Introducing Patricia Polacco: Reading an Autobiography
Lesson 5 of 16
Objective: SWBAT read an autobiography and pull out important information and then use that information to make predictions about what they would expect to read about in an author's body of work.
When the students enter today, they find the books from yesterday displayed in the room along with other ones they may or may not have seen before. They also find the Smart board pulled up with Patricia Polacco's picture.
I explain to them that all the books they read yesterday come from the same author and the books we'll be looking at over the next couple weeks will all come from her as well. I then go through the Smart board lesson introducing Patricia Polacco to my class. Many of them have heard of her book and some have even read some of her books, but none indicated that they knew anything about her the person.
They would soon find out!! I explained to them that during an author study it is important to know some information about the author because who they are as a person colors the stories they tell and the books they write. The more we know about an author, the more we can understand their point of view when we read their work.
I printed out the Patricia Polacco biography from her website and hand it out when we get to the biography slide. I attached a link for the autobiography to the Smart board lesson in case a person doesn't want to print it out. Because I want my students to practice independent reading, I printed out the autobiography and attached the chart where students can record information.
I give students a chance to read the autobiography independently and record their own thoughts. After they're done reading, we record some thoughts together on the Smartboard slide that follows the biography. Since Polacco's stories are about her family and friends, I want to get the students' juices flowing about things they may read about or characters they meet.
After we read and record our thoughts on Patricia Polacco's life, I hand out post it notes and ask the students to make predictions about what they think we might read about in some of her books. The students don't have a lot of experience with her books, but they should be able to infer from the books they read for the left side notebook activity and from what they've read from her biography that she will write about her family and her experiences in life.

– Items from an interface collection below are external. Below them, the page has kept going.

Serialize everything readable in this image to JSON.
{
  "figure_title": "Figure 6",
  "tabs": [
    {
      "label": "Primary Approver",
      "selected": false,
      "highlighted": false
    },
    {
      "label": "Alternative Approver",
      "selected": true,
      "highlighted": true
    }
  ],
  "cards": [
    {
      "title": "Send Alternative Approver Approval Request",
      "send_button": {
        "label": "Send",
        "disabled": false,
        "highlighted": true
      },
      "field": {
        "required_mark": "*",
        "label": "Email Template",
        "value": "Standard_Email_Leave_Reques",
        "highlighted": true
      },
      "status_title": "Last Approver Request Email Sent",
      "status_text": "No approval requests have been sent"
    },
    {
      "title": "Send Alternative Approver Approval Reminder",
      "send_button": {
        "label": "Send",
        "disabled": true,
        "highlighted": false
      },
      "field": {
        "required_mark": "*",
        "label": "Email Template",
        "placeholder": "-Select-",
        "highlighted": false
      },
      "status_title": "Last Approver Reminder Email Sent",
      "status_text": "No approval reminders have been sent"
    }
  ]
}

Once the exit tickets are completed, I collect the post it notes and display them to use later. As we read more Patricia Polacco books, I want to sort their predictions into the themes of her books. This will help me see how well students are using information to make their predictions and will give us something to talk about as we discuss themes at a later date.